Nokia Lumia 800 Review

Sharif Sakr, Engadget:

With the Lumia 800 it’s opted to use the slightly cheaper PenTile type of AMOLED display. […] In the case of the Lumia 800, the green tinge isn’t awful, but the strange pixelation can be often be distracting, like a multicolored mesh or grid sitting on top of an otherwise high-res display.

Photos generally look fine, but fuzziness is clearly visible to the naked eye when it comes to text — in particular, characters in a thin font seem to ‘hum’ slightly at their edges, which is a shame because such fonts are a big part of the Windows Phone aesthetic.

I find the combination of PenTile Matrix and Windows Phone 7.x to be a gross mismatch. From the very beginning Microsoft has touted WP’s typography, but PenTile Matrix’s Achilles’ heel is text.

Because of the unique sub-pixel arrangement OLED manufacturing is simplified and power consumption reduced. OLED displays are more expensive than LCDs but with PenTile the premium is shaved. And precisely because of the unique sub-pixel arrangement text rendering is sub-par, especially at the edges.

The Lumia 800 fails where it most wants to succeed: Nokia is trying to graft WP’s beautiful OS and especially its typography unto a display not very well suited for text. A major oversight on an otherwise fantastic looking smartphone.

Update: via John Gruber. Jon Gold:

One of the only bad bits about the hardware is the screen – it’s an AMOLED PenTile and every bit as bad as the Androids with similar panels.
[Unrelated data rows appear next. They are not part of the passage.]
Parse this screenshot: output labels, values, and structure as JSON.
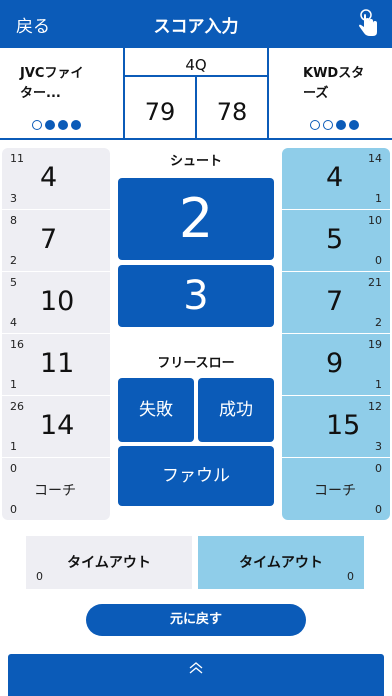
{
  "header": {
    "back_label": "戻る",
    "title": "スコア入力"
  },
  "score": {
    "home_team": "JVCファイ\nター...",
    "away_team": "KWDスタ\nーズ",
    "quarter": "4Q",
    "home_score": "79",
    "away_score": "78",
    "home_dots": [
      false,
      true,
      true,
      true
    ],
    "away_dots": [
      false,
      false,
      true,
      true
    ]
  },
  "left_players": [
    {
      "top": "11",
      "bottom": "3",
      "number": "4"
    },
    {
      "top": "8",
      "bottom": "2",
      "number": "7"
    },
    {
      "top": "5",
      "bottom": "4",
      "number": "10"
    },
    {
      "top": "16",
      "bottom": "1",
      "number": "11"
    },
    {
      "top": "26",
      "bottom": "1",
      "number": "14"
    }
  ],
  "left_coach": {
    "top": "0",
    "bottom": "0",
    "label": "コーチ"
  },
  "right_players": [
    {
      "top": "14",
      "bottom": "1",
      "number": "4"
    },
    {
      "top": "10",
      "bottom": "0",
      "number": "5"
    },
    {
      "top": "21",
      "bottom": "2",
      "number": "7"
    },
    {
      "top": "19",
      "bottom": "1",
      "number": "9"
    },
    {
      "top": "12",
      "bottom": "3",
      "number": "15"
    }
  ],
  "right_coach": {
    "top": "0",
    "bottom": "0",
    "label": "コーチ"
  },
  "center": {
    "shoot_label": "シュート",
    "two_label": "2",
    "three_label": "3",
    "freethrow_label": "フリースロー",
    "miss_label": "失敗",
    "success_label": "成功",
    "foul_label": "ファウル"
  },
  "timeouts": {
    "label": "タイムアウト",
    "home_count": "0",
    "away_count": "0"
  },
  "undo_label": "元に戻す",
  "colors": {
    "primary": "#0b5bb8",
    "home_bg": "#eeeef3",
    "away_bg": "#8fcde9"
  }
}
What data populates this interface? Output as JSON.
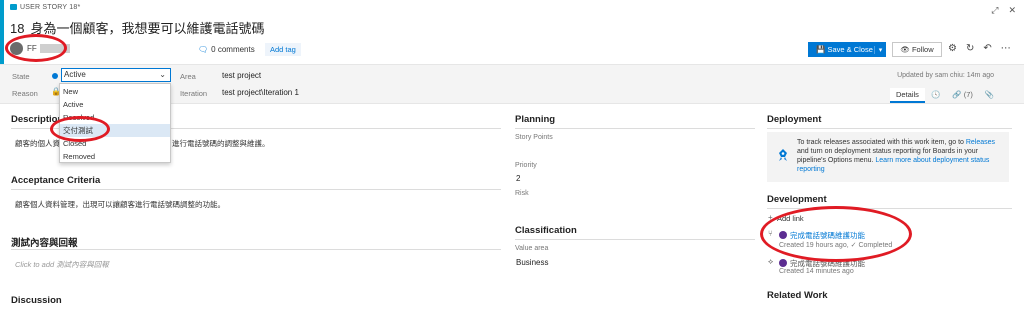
{
  "header": {
    "work_item_type": "USER STORY 18*",
    "id": "18",
    "title": "身為一個顧客，我想要可以維護電話號碼",
    "assignee": "FF",
    "comments": "0 comments",
    "add_tag": "Add tag",
    "save_close": "Save & Close",
    "follow": "Follow"
  },
  "fields": {
    "state_label": "State",
    "state_value": "Active",
    "reason_label": "Reason",
    "area_label": "Area",
    "area_value": "test project",
    "iteration_label": "Iteration",
    "iteration_value": "test project\\Iteration 1",
    "updated": "Updated by sam chiu: 14m ago"
  },
  "state_options": [
    "New",
    "Active",
    "Resolved",
    "交付測試",
    "Closed",
    "Removed"
  ],
  "tabs": {
    "details": "Details",
    "links_count": "(7)"
  },
  "description": {
    "title": "Description",
    "text_left": "顧客的個人資",
    "text_right": "進行電話號碼的調整與維護。"
  },
  "acceptance": {
    "title": "Acceptance Criteria",
    "text": "顧客個人資料管理，出現可以讓顧客進行電話號碼調整的功能。"
  },
  "test_content": {
    "title": "測試內容與回報",
    "placeholder": "Click to add 測試內容與回報"
  },
  "discussion": {
    "title": "Discussion"
  },
  "planning": {
    "title": "Planning",
    "story_points_label": "Story Points",
    "priority_label": "Priority",
    "priority_value": "2",
    "risk_label": "Risk"
  },
  "classification": {
    "title": "Classification",
    "value_area_label": "Value area",
    "value_area_value": "Business"
  },
  "deployment": {
    "title": "Deployment",
    "text_1": "To track releases associated with this work item, go to ",
    "link_releases": "Releases",
    "text_2": " and turn on deployment status reporting for Boards in your pipeline's Options menu. ",
    "link_learn": "Learn more about deployment status reporting"
  },
  "development": {
    "title": "Development",
    "add_link": "Add link",
    "pr_title": "完成電話號碼維護功能",
    "pr_meta": "Created 19 hours ago,",
    "pr_status": "Completed",
    "commit_title": "完成電話號碼維護功能",
    "commit_meta": "Created 14 minutes ago"
  },
  "related_work": {
    "title": "Related Work"
  },
  "colors": {
    "accent": "#0078d4",
    "story_blue": "#009ccc",
    "annotation_red": "#e01b24"
  }
}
It warps colours and distorts images, and really puts me off developing for the device.

Update 2: Brian Klug, AnandTech:

The Lumia 800 uses a WVGA (800×480) 3.7” Super AMOLED display which of course comes with RGBG PenTile. The reality is that Windows Phone actually feels like it’s designed around AMOLED to some extent, so this isn’t nearly as big of a concern as it would be otherwise. In fact, WP7 does take advantage of AMOLED’s light-emitting nature to display as much black as possible unless you change the background theme […]

This is interesting. The use of more black in the UI could be understood as being more OLED friendly, but as I’ve mentioned in other posts already the use of PenTile Matrix for Windows Phone 7 is a gross mismatch. Microsoft touts typography as one of many strengths in WP7. But it is exactly in the rendering of text where PenTile Matrix falls behind RGB stripe. The best match for OLED I consider to be the BlackBerry UI, which is mostly black with outlined icons.